Class::PObject::Philosophy - Philosophy behind object persistence


Idea behind Object Persistence is to represent data as a software object. Another way of looking at it is, to make objects persist across processes instead of simply being destroyed exiting the scope.


In a plain text database, for instance, each line could represent a single record. Different pieces of the record could be separated by some commonly agreed delimiter, such as a comma (,), pipe sign (|) etc. Unique identifier for individual records can be the line number that particular record resides on. For example:

    # in person.txt
    Sherzod Ruzmetov, sherzodr[AT]
    Leyla Ivanitskaya, leyla[AT]

In a BerkeleyDB (or DBM) each key/value pair of the hash can be considered a single record. A unique identifier for individual records can be the key of the hash. Pieces of records could be delimited by a commonly agreed delimiter, just like in a plain text database. For example:

    # in person.db
    217  => "Sherzod Ruzmetov|sherzodr[AT]"
    218  => "Leyla Ivanitskaya|leyla[AT]"

In a Relational Database System, each row of a database table is considered a single record, and each piece of the record has its own column in the table.

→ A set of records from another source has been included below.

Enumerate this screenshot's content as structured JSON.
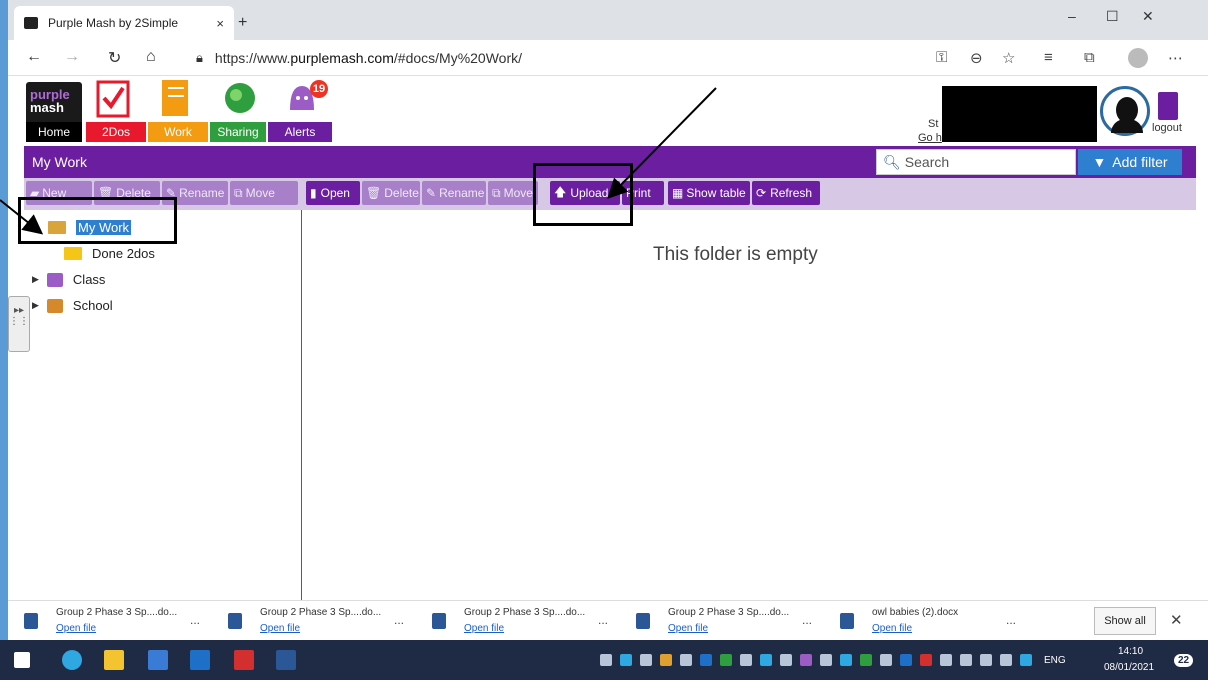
{
  "browser": {
    "tab_title": "Purple Mash by 2Simple",
    "tab_close": "×",
    "new_tab": "+",
    "win_min": "–",
    "win_max": "☐",
    "win_close": "✕",
    "url_prefix": "https://www.",
    "url_domain": "purplemash.com",
    "url_path": "/#docs/My%20Work/"
  },
  "app_nav": {
    "notification_count": "19",
    "items": [
      {
        "label": "Home",
        "color": "#000000"
      },
      {
        "label": "2Dos",
        "color": "#e8192c"
      },
      {
        "label": "Work",
        "color": "#f39c12"
      },
      {
        "label": "Sharing",
        "color": "#2e9e3e"
      },
      {
        "label": "Alerts",
        "color": "#6b1fa0"
      }
    ],
    "user_name_fragment": "St",
    "user_go_fragment": "Go h",
    "logout_label": "logout"
  },
  "titlebar": {
    "title": "My Work",
    "search_placeholder": "Search",
    "add_filter": "Add filter"
  },
  "left_toolbar": [
    "New",
    "Delete",
    "Rename",
    "Move"
  ],
  "main_toolbar": [
    "Open",
    "Delete",
    "Rename",
    "Move",
    "Upload",
    "Print",
    "Show table",
    "Refresh"
  ],
  "tree": {
    "items": [
      {
        "label": "My Work"
      },
      {
        "label": "Done 2dos"
      },
      {
        "label": "Class"
      },
      {
        "label": "School"
      }
    ]
  },
  "main": {
    "empty_message": "This folder is empty"
  },
  "downloads": {
    "items": [
      {
        "name": "Group 2 Phase 3 Sp....do...",
        "action": "Open file"
      },
      {
        "name": "Group 2 Phase 3 Sp....do...",
        "action": "Open file"
      },
      {
        "name": "Group 2 Phase 3 Sp....do...",
        "action": "Open file"
      },
      {
        "name": "Group 2 Phase 3 Sp....do...",
        "action": "Open file"
      },
      {
        "name": "owl babies (2).docx",
        "action": "Open file"
      }
    ],
    "more": "...",
    "show_all": "Show all",
    "close": "✕"
  },
  "taskbar": {
    "lang": "ENG",
    "time": "14:10",
    "date": "08/01/2021",
    "notif_count": "22"
  }
}
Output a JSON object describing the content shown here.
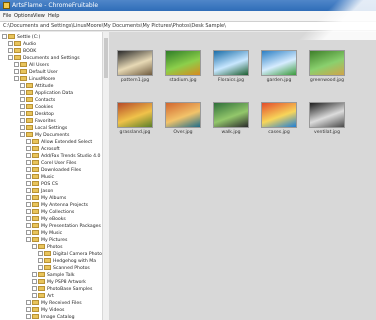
{
  "window": {
    "title": "ArtsFlame - ChromeFruitable"
  },
  "menu": [
    "File",
    "Options",
    "View",
    "Help"
  ],
  "path": "C:\\Documents and Settings\\LinusMoore\\My Documents\\My Pictures\\Photos\\Desk Sample\\",
  "tree": [
    {
      "label": "Settle (C:)",
      "indent": 0
    },
    {
      "label": "Audio",
      "indent": 1
    },
    {
      "label": "BOOK",
      "indent": 1
    },
    {
      "label": "Documents and Settings",
      "indent": 1
    },
    {
      "label": "All Users",
      "indent": 2
    },
    {
      "label": "Default User",
      "indent": 2
    },
    {
      "label": "LinusMoore",
      "indent": 2
    },
    {
      "label": "Attitude",
      "indent": 3
    },
    {
      "label": "Application Data",
      "indent": 3
    },
    {
      "label": "Contacts",
      "indent": 3
    },
    {
      "label": "Cookies",
      "indent": 3
    },
    {
      "label": "Desktop",
      "indent": 3
    },
    {
      "label": "Favorites",
      "indent": 3
    },
    {
      "label": "Local Settings",
      "indent": 3
    },
    {
      "label": "My Documents",
      "indent": 3
    },
    {
      "label": "Allow Extended Select",
      "indent": 4
    },
    {
      "label": "Acrosoft",
      "indent": 4
    },
    {
      "label": "Add/Fax Trends Studio 4.0",
      "indent": 4
    },
    {
      "label": "Corel User Files",
      "indent": 4
    },
    {
      "label": "Downloaded Files",
      "indent": 4
    },
    {
      "label": "Music",
      "indent": 4
    },
    {
      "label": "POS CS",
      "indent": 4
    },
    {
      "label": "Jason",
      "indent": 4
    },
    {
      "label": "My Albums",
      "indent": 4
    },
    {
      "label": "My Antenna Projects",
      "indent": 4
    },
    {
      "label": "My Collections",
      "indent": 4
    },
    {
      "label": "My eBooks",
      "indent": 4
    },
    {
      "label": "My Presentation Packages",
      "indent": 4
    },
    {
      "label": "My Music",
      "indent": 4
    },
    {
      "label": "My Pictures",
      "indent": 4
    },
    {
      "label": "Photos",
      "indent": 5
    },
    {
      "label": "Digital Camera Photos",
      "indent": 6
    },
    {
      "label": "Hedgehog with Ma",
      "indent": 6
    },
    {
      "label": "Scanned Photos",
      "indent": 6
    },
    {
      "label": "Sample Talk",
      "indent": 5
    },
    {
      "label": "My PSP8 Artwork",
      "indent": 5
    },
    {
      "label": "PhotoBase Samples",
      "indent": 5
    },
    {
      "label": "Art",
      "indent": 5
    },
    {
      "label": "My Received Files",
      "indent": 4
    },
    {
      "label": "My Videos",
      "indent": 4
    },
    {
      "label": "Image Catalog",
      "indent": 4
    }
  ],
  "thumbnails": [
    {
      "caption": "pattern1.jpg",
      "colors": [
        "#2a2a2a",
        "#e7d9b5",
        "#6f5b3f"
      ]
    },
    {
      "caption": "stadium.jpg",
      "colors": [
        "#2f7d28",
        "#8ccf4b",
        "#d98a1f"
      ]
    },
    {
      "caption": "Floraics.jpg",
      "colors": [
        "#1a6da8",
        "#c8e7ff",
        "#1d5e2f"
      ]
    },
    {
      "caption": "garden.jpg",
      "colors": [
        "#2c7fc4",
        "#d6ecff",
        "#3a9a3a"
      ]
    },
    {
      "caption": "greenwood.jpg",
      "colors": [
        "#3e7f2a",
        "#8ad06e",
        "#d1a44a"
      ]
    },
    {
      "caption": "grassland.jpg",
      "colors": [
        "#b74b28",
        "#f0c24a",
        "#5a7f2a"
      ]
    },
    {
      "caption": "Over.jpg",
      "colors": [
        "#d2672f",
        "#f2c36a",
        "#1f6d8a"
      ]
    },
    {
      "caption": "walk.jpg",
      "colors": [
        "#2f6f3a",
        "#93c76b",
        "#2b2b2b"
      ]
    },
    {
      "caption": "cases.jpg",
      "colors": [
        "#e34c2b",
        "#f7d55a",
        "#1f7fd6"
      ]
    },
    {
      "caption": "ventilat.jpg",
      "colors": [
        "#1e1e1e",
        "#dcdcdc",
        "#4a4a4a"
      ]
    }
  ]
}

A unique identifier for individual records can be a single column marked as primary key, or multiple columns marked so:

    # in person
    | id  | name           | email                  |
    | 217 | Sherzod        | sherzodr[AT]   |

As you noticed, they all have something in common - they all have the same logical structure, a record identifier, several pieces of different records, and a container (single line, key/value pair or a single row).


All above representations are low-level. Why couldn't we try to represent them all as a software object and forget what they really look like in the disk?

For example, we could treat a single record from either of the above databases as an object, say a Person object. According to above databases, this object may have three attributes, id, name and email. Sounds so natural, doesn't it?

Your programs, instead of dealing with low-level disk access each time a record should be accessed (for either writing or reading purposes), could just play with objects. And those objects could deal with low-level disk access behind the scenes.


First off, data, regardless of the storage mechanism, is always accessed through the same programming API. So your programs can work with any database system without any change at all.

Will help make a cleaner code base, because your application will never be making use of any low-level procedures to access the data such as running any SQL queries. Everything happens through objects and their supported methods.

Your applications will be more modular and code base will be more compact. As a developer you will have less code to maintain.

Your programming API will be easily accessible by 3rd parties, thus making your applications easily integrative as well as extensible without having to undergo time consuming, costly training. All they will need to read is about a page of POD manual of your related class in order to be able to make use of it.


Object API may not be able to provide all the flexibility and optimization of the underlying database engine. To remedy this some tools provide sort of backdoors for the programmers to be able to interact with the underlying database engine more directly.


Class::PObject::PObject, Class::DBI, SPOPS, Alzabo, Tangram


For author and copyright information refer to Class::PObject's online manual.